Did you know there is a difference between lightheadedness and dizziness? If you are in perimenopause or menopause, you may be experiencing one or both of these symptoms. Let’s explore lightheadedness here; dizziness is covered elsewhere.
What is lightheadedness?
If you are lightheaded, your body may feel heavy and you feel like you might faint. You also may feel unsteady, nauseous, and sweaty. Dizziness is when you feel as if the room is spinning and you are off balance.
Lightheadedness can be caused by a number of factors. The most common reason is orthostatic hypotension, in which your blood pressure drops suddenly when you quickly stand up from a lying or sitting position. This occurs because blood is temporarily diverted from your brain to your body. Other possible causes include dehydration, low blood sugar, middle ear problems, side effect of some medications, a panic attack, anemia, or loss of a great deal of blood.
How is lightheadedness associated with menopause?
Hormonal changes are the reason for most cases of lightheadedness in perimenopause and menopause. Estrogen and progesterone, for example, have a role in regulating blood sugar levels. When levels of these hormone drop, so can blood sugar, which in turn can result in lightheadedness.

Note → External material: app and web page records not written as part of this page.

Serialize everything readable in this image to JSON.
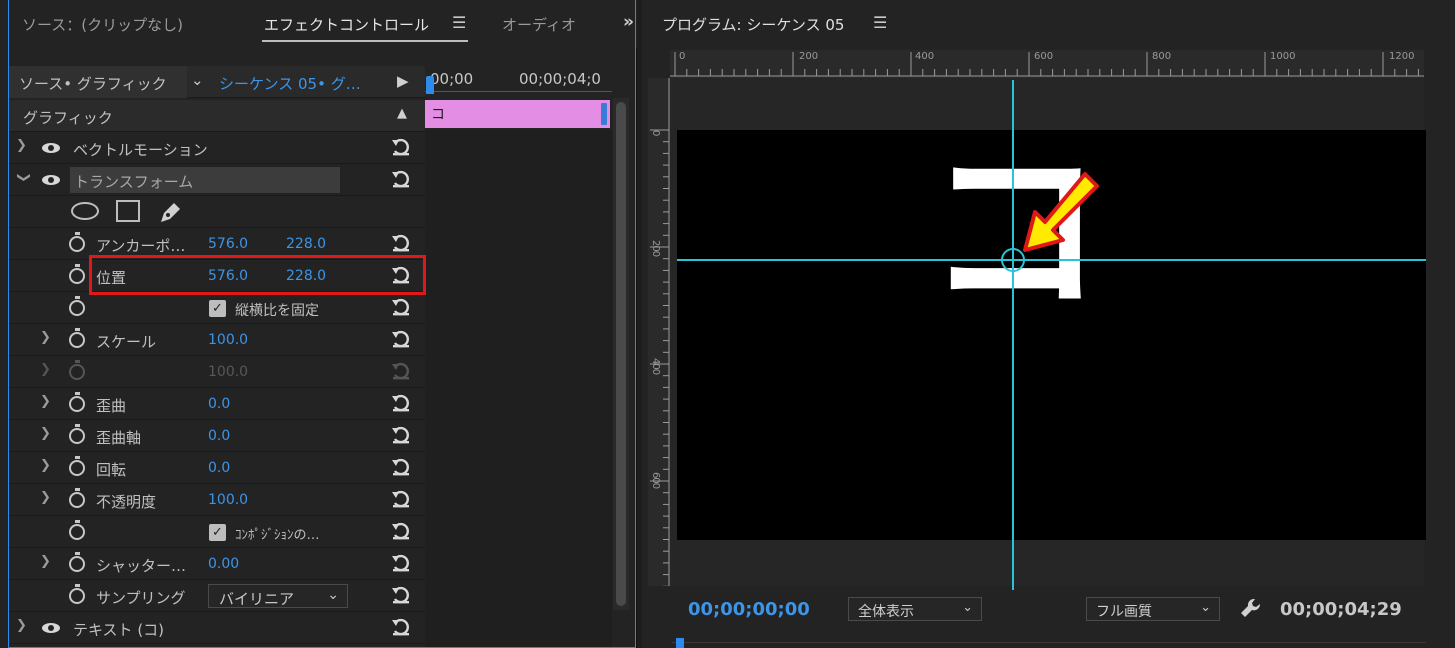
{
  "tabs": {
    "source": "ソース：(クリップなし)",
    "effect_controls": "エフェクトコントロール",
    "audio": "オーディオ",
    "menu_icon": "hamburger-icon",
    "more_icon": "chevron-double-right-icon"
  },
  "source_bar": {
    "source": "ソース• グラフィック",
    "sequence": "シーケンス 05• グ…",
    "time_start": "00;00",
    "time_end": "00;00;04;0"
  },
  "timeline_clip": {
    "label": "コ"
  },
  "effects": {
    "section_title": "グラフィック",
    "vector_motion": "ベクトルモーション",
    "transform": "トランスフォーム",
    "anchor": {
      "label": "アンカーポ…",
      "x": "576.0",
      "y": "228.0"
    },
    "position": {
      "label": "位置",
      "x": "576.0",
      "y": "228.0"
    },
    "lock_aspect": "縦横比を固定",
    "scale": {
      "label": "スケール",
      "value": "100.0"
    },
    "scale_width": {
      "value": "100.0"
    },
    "skew": {
      "label": "歪曲",
      "value": "0.0"
    },
    "skew_axis": {
      "label": "歪曲軸",
      "value": "0.0"
    },
    "rotation": {
      "label": "回転",
      "value": "0.0"
    },
    "opacity": {
      "label": "不透明度",
      "value": "100.0"
    },
    "composition": "ｺﾝﾎﾟｼﾞｼｮﾝの…",
    "shutter": {
      "label": "シャッター…",
      "value": "0.00"
    },
    "sampling": {
      "label": "サンプリング",
      "value": "バイリニア"
    },
    "text": "テキスト (コ)"
  },
  "program": {
    "title": "プログラム: シーケンス 05",
    "ruler_h": [
      "0",
      "200",
      "400",
      "600",
      "800",
      "1000",
      "1200"
    ],
    "ruler_v": [
      "0",
      "200",
      "400",
      "600"
    ],
    "glyph": "コ",
    "timecode_current": "00;00;00;00",
    "zoom": "全体表示",
    "quality": "フル画質",
    "timecode_duration": "00;00;04;29"
  },
  "colors": {
    "accent": "#2d8ceb",
    "value_blue": "#3d95e8",
    "clip_pink": "#e48de4",
    "guide_cyan": "#2bc3d8",
    "highlight_red": "#e01818",
    "arrow_yellow": "#ffea00"
  }
}
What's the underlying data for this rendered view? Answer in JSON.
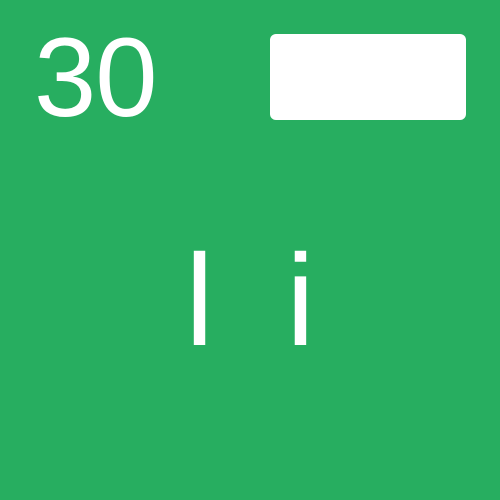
{
  "tile": {
    "background_color": "#27ae60",
    "count_value": "30",
    "center_text": "l i",
    "answer_box_color": "#ffffff"
  }
}
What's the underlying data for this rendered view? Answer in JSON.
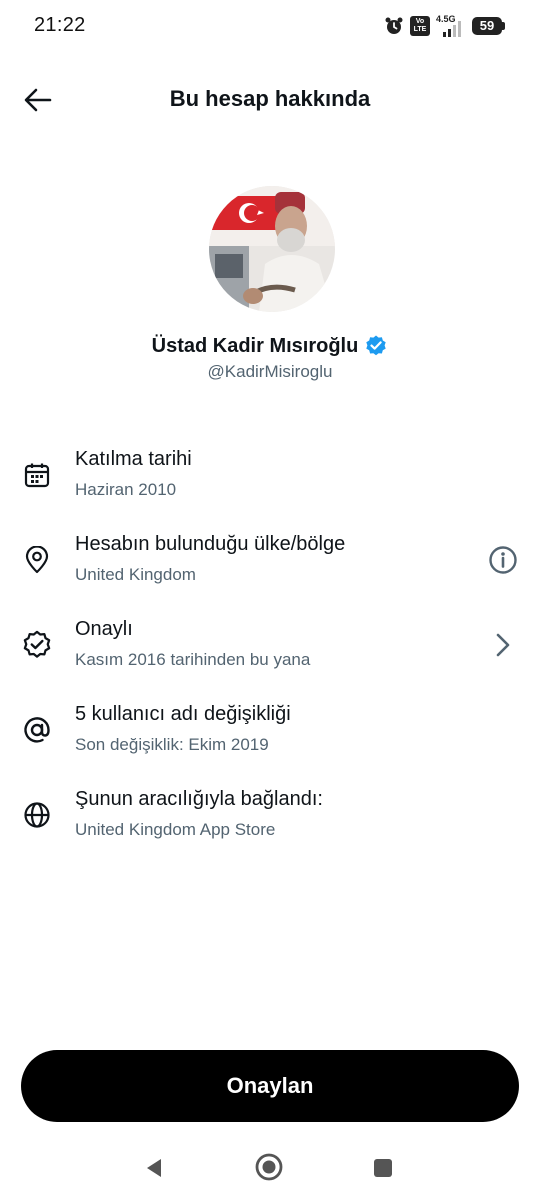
{
  "status_bar": {
    "time": "21:22",
    "volte_label": "Vo\nLTE",
    "network_type": "4.5G",
    "battery_percent": "59",
    "icons": [
      "alarm-icon",
      "volte-icon",
      "signal-icon",
      "battery-icon"
    ]
  },
  "header": {
    "title": "Bu hesap hakkında",
    "back_icon": "arrow-left-icon"
  },
  "profile": {
    "name": "Üstad Kadir Mısıroğlu",
    "handle": "@KadirMisiroglu",
    "verified": true,
    "verified_color": "#1d9bf0"
  },
  "info_rows": [
    {
      "icon": "calendar-icon",
      "title": "Katılma tarihi",
      "subtitle": "Haziran 2010"
    },
    {
      "icon": "location-pin-icon",
      "title": "Hesabın bulunduğu ülke/bölge",
      "subtitle": "United Kingdom",
      "trailing_icon": "info-icon"
    },
    {
      "icon": "verified-badge-outline-icon",
      "title": "Onaylı",
      "subtitle": "Kasım 2016 tarihinden bu yana",
      "trailing_icon": "chevron-right-icon"
    },
    {
      "icon": "at-sign-icon",
      "title": "5 kullanıcı adı değişikliği",
      "subtitle": "Son değişiklik: Ekim 2019"
    },
    {
      "icon": "globe-icon",
      "title": "Şunun aracılığıyla bağlandı:",
      "subtitle": "United Kingdom App Store"
    }
  ],
  "confirm_button": {
    "label": "Onaylan"
  },
  "colors": {
    "primary_text": "#0f1419",
    "secondary_text": "#536471",
    "button_bg": "#000000",
    "button_text": "#ffffff"
  },
  "nav_bar": {
    "icons": [
      "nav-back-icon",
      "nav-home-icon",
      "nav-recents-icon"
    ]
  }
}
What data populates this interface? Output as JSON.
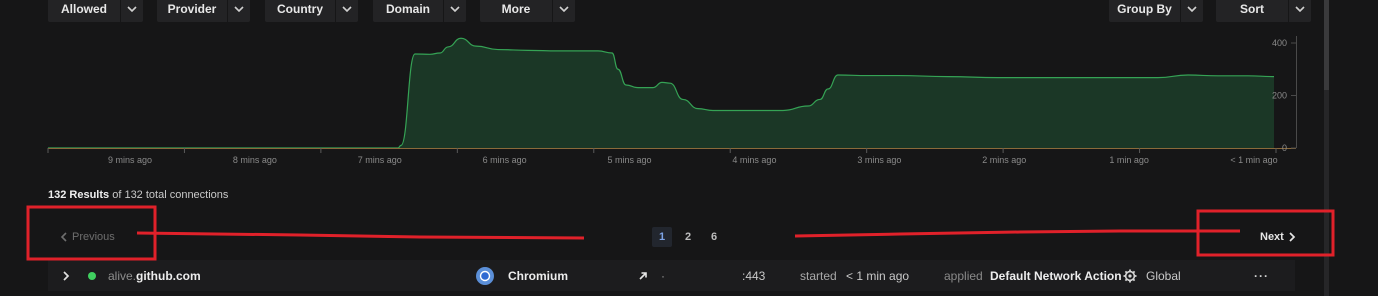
{
  "filters": {
    "allowed": "Allowed",
    "provider": "Provider",
    "country": "Country",
    "domain": "Domain",
    "more": "More",
    "group_by": "Group By",
    "sort": "Sort"
  },
  "chart_data": {
    "type": "area",
    "x_ticks": [
      "9 mins ago",
      "8 mins ago",
      "7 mins ago",
      "6 mins ago",
      "5 mins ago",
      "4 mins ago",
      "3 mins ago",
      "2 mins ago",
      "1 min ago",
      "< 1 min ago"
    ],
    "y_ticks": [
      400,
      200,
      0
    ],
    "ylim": [
      0,
      400
    ],
    "xlim": [
      0,
      1226
    ],
    "series": [
      {
        "x": [
          0,
          350,
          353,
          367,
          382,
          392,
          400,
          413,
          428,
          450,
          480,
          510,
          550,
          564,
          570,
          578,
          590,
          605,
          614,
          622,
          635,
          650,
          665,
          690,
          735,
          760,
          772,
          780,
          790,
          820,
          850,
          900,
          950,
          1000,
          1050,
          1080,
          1110,
          1140,
          1170,
          1200,
          1226
        ],
        "y": [
          0,
          0,
          10,
          358,
          357,
          362,
          385,
          418,
          388,
          375,
          372,
          370,
          370,
          362,
          300,
          240,
          230,
          230,
          250,
          247,
          185,
          150,
          143,
          143,
          143,
          160,
          185,
          225,
          278,
          276,
          276,
          272,
          268,
          268,
          268,
          268,
          268,
          278,
          275,
          275,
          272
        ]
      }
    ],
    "colors": {
      "fill": "#1b3726",
      "line": "#35a355",
      "axis": "#4a4a4a",
      "baseline": "#8a6a3a"
    }
  },
  "results": {
    "count": "132 Results",
    "suffix": "of 132 total connections"
  },
  "pagination": {
    "previous": "Previous",
    "next": "Next",
    "pages": [
      "1",
      "2",
      "6"
    ]
  },
  "connection": {
    "domain_prefix": "alive.",
    "domain_main": "github.com",
    "app": "Chromium",
    "dot": "·",
    "port": ":443",
    "started_label": "started",
    "started_value": "< 1 min ago",
    "applied_label": "applied",
    "action": "Default Network Action",
    "scope": "Global",
    "more": "···",
    "status_color": "#3fcf5f"
  }
}
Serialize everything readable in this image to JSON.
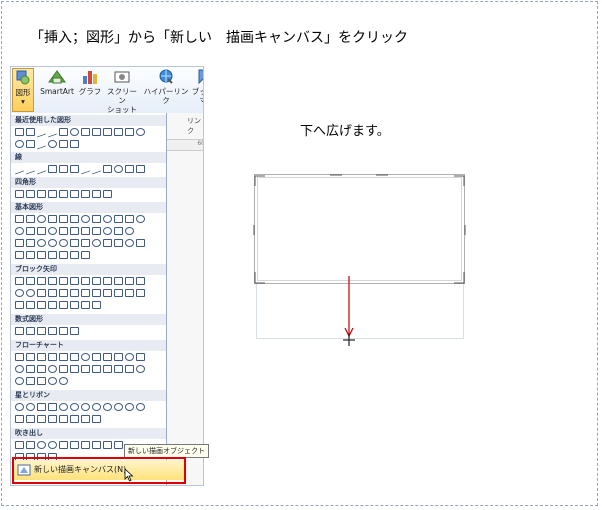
{
  "instruction": "「挿入；図形」から「新しい　描画キャンバス」をクリック",
  "note": "下へ広げます。",
  "ribbon": {
    "buttons": [
      {
        "label": "図形",
        "sub": "▾",
        "icon": "shapes-icon"
      },
      {
        "label": "SmartArt",
        "sub": "",
        "icon": "smartart-icon"
      },
      {
        "label": "グラフ",
        "sub": "",
        "icon": "chart-icon"
      },
      {
        "label": "スクリーン",
        "sub": "ショット ▾",
        "icon": "screenshot-icon"
      },
      {
        "label": "ハイパーリンク",
        "sub": "",
        "icon": "hyperlink-icon"
      },
      {
        "label": "ブックマ",
        "sub": "",
        "icon": "bookmark-icon"
      }
    ],
    "group_label": "リンク",
    "ruler_tick": "60"
  },
  "gallery": {
    "sections": [
      "最近使用した図形",
      "線",
      "四角形",
      "基本図形",
      "ブロック矢印",
      "数式図形",
      "フローチャート",
      "星とリボン",
      "吹き出し"
    ]
  },
  "tooltip": "新しい描画オブジェクト",
  "new_canvas_label": "新しい描画キャンバス(N)",
  "colors": {
    "highlight": "#e00000",
    "arrow": "#c00000",
    "frame": "#8fa6c8"
  }
}
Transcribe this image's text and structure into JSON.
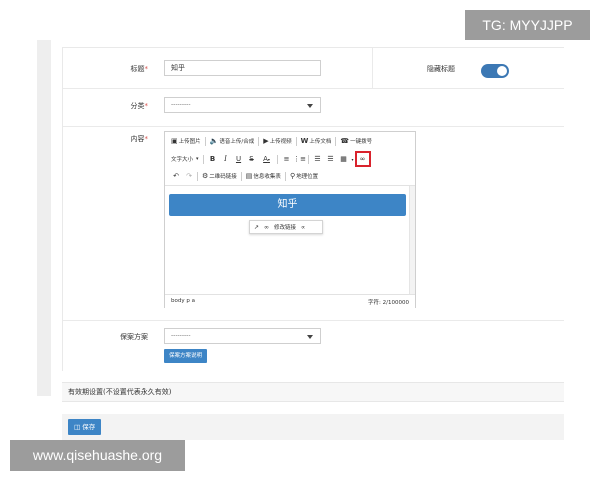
{
  "watermarks": {
    "tg": "TG: MYYJJPP",
    "url": "www.qisehuashe.org"
  },
  "form": {
    "title_label": "标题",
    "required_mark": "*",
    "title_value": "知乎",
    "hide_title_label": "隐藏标题",
    "hide_title_on": true,
    "category_label": "分类",
    "category_selected": "---------",
    "content_label": "内容",
    "scheme_label": "保案方案",
    "scheme_selected": "---------",
    "scheme_help_button": "保案方案说明"
  },
  "editor": {
    "toolbar_row1": {
      "upload_image": "上传图片",
      "voice_upload": "语音上传/合成",
      "upload_video": "上传视频",
      "upload_doc": "上传文档",
      "one_key_dial": "一键拨号"
    },
    "toolbar_row2": {
      "font_size": "文字大小",
      "bold": "B",
      "italic": "I",
      "underline": "U",
      "strike": "S",
      "font_color": "A"
    },
    "toolbar_row3": {
      "qr_link": "二维码链接",
      "info_collect": "信息收集表",
      "location": "地理位置"
    },
    "content_block_text": "知乎",
    "link_popup": {
      "edit_link": "修改链接"
    },
    "status_path": "body  p  a",
    "char_count": "字符: 2/100000"
  },
  "validity_section_title": "有效期设置(不设置代表永久有效)",
  "footer": {
    "save_label": "保存"
  },
  "icons": {
    "image": "image-icon",
    "voice": "speaker-icon",
    "video": "video-icon",
    "doc": "word-doc-icon",
    "phone": "phone-icon",
    "link": "link-icon",
    "save": "floppy-icon"
  },
  "colors": {
    "accent": "#3d85c6",
    "highlight": "#d9232d",
    "toggle": "#3c78b4"
  }
}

Hormone fluctuations also can have an impact on your inner ear, which then can affect balance. A factor contributing to lightheadedness is fatigue, which is a common complaint among women in menopause. Lack of sufficient sleep and brain fog can lead to lightheadedness.
How can you manage lightheadedness naturally?
Managing lightheadedness involves more self-awareness and adopting some lifestyle habits. Here are some guidelines to follow:
- If you are prone to orthostatic hypotension, get up slowly after lying down or sitting. This is especially important when you first get up in the morning or when rising from a nap or lying in the sun.
- Limit or avoid use of alcohol, caffeine, or tobacco.
- Stay well hydrated, especially when exercising or in hot environments.
- Get adequate sleep. If you suffer with insomnia, check out these better sleeping tips.
- If you feel faint, sip on a beverage with sugar or suck on a hard candy. You could be experiencing a drop in blood sugar
- Limit your salt intake. Don’t add salt to your food, and instead try herbs for flavor.
- If you are taking any medications, talk with your doctor about whether they may be causing lightheadedness
When to see your doctor
If episodes of lightheadedness persist for a week or more or if you experience any of the following symptoms as well, consult with your doctor:
- Weakness or numbness on one side
- Chest pressure
- Breathing problems
- Pain in your neck, jaw, or arm
- Slurred speech
- Severe headache
- Vision changes
- Irregular or rapid heartbeat
Episodes of lightheadedness can result in fainting and possibly injury. Be self-aware and take healthy steps to manage and reduce lightheadedness.